Eagleman is the author of the book Livewired: The Inside Story of the Ever-Changing Brain, and he walks us through how our daily habits — and forces including social feedback, shifting relevance, and curiosity — can reshape our phenomenally flexible and hardy brains.
Unlike zebras or alligators, who are born knowing how to swim or walk (or figure it out within hours of birth), humans arrive in the world uniquely unfinished, according to Eagleman. Rather than coming “pre-programmed,” human babies absorb the culture, language, and movements of the world they observe, allowing them to springboard off the knowledge of those who have come before them.
Eagleman has suggested the term “livewired” to describe the adaptability of the brain — a living system “rewriting its own circuitry every moment of your life.” He prefers this over "brain plasticity," the term conventionally used to capture the brain’s flexibility, because he believes likening the brain’s adaptability to how plastic holds its shape mischaracterizes its dynamism.
The internet’s impact on how children learn encourages Eagleman, who says the brain learns best and is the most flexible when it's curious.
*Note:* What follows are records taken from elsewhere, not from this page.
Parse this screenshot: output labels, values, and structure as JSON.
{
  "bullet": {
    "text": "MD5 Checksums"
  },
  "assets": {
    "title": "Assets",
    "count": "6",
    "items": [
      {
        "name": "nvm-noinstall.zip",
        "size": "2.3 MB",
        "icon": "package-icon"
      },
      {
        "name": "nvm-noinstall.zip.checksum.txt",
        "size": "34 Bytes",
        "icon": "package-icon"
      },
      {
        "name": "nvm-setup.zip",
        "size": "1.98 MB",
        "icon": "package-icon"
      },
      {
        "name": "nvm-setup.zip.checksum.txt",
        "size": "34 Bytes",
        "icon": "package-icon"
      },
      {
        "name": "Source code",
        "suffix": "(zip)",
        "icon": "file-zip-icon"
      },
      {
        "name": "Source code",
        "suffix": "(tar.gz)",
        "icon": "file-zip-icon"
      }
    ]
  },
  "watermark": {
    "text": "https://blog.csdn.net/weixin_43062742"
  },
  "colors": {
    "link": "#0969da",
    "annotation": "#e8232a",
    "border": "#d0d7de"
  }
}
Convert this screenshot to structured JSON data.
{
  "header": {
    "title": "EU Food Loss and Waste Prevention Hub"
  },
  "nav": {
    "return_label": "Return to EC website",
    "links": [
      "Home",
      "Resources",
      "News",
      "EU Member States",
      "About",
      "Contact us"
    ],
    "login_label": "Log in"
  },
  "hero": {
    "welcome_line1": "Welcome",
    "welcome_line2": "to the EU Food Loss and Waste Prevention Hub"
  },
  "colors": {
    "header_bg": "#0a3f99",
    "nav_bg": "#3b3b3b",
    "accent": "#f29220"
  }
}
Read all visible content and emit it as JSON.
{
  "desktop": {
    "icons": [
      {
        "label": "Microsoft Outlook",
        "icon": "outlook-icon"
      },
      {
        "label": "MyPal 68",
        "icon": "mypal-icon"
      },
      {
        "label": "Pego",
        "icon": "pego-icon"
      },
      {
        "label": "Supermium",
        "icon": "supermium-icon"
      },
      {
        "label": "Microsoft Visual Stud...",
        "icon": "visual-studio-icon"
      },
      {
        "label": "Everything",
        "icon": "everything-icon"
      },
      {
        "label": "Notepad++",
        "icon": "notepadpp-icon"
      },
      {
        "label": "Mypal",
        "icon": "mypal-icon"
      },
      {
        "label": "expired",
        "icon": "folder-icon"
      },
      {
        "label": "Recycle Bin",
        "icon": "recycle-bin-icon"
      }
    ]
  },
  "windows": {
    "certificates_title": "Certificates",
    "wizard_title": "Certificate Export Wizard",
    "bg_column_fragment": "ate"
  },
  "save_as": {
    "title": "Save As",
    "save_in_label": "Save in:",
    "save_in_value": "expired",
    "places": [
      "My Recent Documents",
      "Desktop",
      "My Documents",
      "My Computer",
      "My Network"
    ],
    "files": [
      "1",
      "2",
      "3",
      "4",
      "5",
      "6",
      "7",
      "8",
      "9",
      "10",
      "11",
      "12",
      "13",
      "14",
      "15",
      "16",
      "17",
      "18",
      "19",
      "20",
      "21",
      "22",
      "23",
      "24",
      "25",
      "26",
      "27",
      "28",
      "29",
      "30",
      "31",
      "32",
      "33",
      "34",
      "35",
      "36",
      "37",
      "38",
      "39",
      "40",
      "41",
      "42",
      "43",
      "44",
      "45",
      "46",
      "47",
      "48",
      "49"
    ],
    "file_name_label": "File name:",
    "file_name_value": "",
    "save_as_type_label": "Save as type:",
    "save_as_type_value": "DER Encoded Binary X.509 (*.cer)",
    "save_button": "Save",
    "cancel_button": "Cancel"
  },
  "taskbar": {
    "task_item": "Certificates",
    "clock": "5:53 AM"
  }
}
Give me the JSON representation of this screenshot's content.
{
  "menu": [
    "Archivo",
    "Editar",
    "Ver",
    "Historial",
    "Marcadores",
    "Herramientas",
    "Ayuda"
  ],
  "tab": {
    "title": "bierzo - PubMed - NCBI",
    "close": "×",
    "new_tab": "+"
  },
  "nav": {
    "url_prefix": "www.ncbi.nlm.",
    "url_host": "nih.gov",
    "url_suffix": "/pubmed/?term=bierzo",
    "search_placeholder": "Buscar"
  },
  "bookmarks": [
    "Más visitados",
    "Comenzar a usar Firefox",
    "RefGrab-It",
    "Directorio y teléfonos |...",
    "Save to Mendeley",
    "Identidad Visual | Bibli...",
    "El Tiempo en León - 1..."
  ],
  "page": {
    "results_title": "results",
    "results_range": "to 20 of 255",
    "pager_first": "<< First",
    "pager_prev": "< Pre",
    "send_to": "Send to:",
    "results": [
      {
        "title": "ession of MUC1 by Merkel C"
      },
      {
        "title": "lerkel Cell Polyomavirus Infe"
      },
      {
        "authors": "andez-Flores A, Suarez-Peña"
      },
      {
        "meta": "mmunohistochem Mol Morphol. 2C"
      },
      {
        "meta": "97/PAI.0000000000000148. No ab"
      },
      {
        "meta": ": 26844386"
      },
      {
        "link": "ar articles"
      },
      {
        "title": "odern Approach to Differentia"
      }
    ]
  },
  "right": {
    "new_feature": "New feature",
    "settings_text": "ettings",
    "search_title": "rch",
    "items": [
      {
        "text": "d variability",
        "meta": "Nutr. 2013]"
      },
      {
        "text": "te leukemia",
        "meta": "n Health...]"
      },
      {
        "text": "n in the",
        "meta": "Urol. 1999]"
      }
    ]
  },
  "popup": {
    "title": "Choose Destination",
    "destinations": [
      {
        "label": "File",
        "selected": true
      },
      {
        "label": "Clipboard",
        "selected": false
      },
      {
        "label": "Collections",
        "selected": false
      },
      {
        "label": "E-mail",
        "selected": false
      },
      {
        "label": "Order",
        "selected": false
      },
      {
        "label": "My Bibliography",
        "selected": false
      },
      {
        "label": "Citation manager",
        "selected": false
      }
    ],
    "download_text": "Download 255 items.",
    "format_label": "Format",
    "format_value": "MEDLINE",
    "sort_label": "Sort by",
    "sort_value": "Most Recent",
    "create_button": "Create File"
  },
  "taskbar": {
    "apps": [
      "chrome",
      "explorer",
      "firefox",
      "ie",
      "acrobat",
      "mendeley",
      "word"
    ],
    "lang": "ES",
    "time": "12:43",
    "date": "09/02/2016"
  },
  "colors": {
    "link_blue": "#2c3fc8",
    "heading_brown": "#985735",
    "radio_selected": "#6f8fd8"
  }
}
Children’s ability to now ask search engines questions, whenever inspiration strikes, has empowered them to receive instantaneous answers “right in the context of their curiosity.”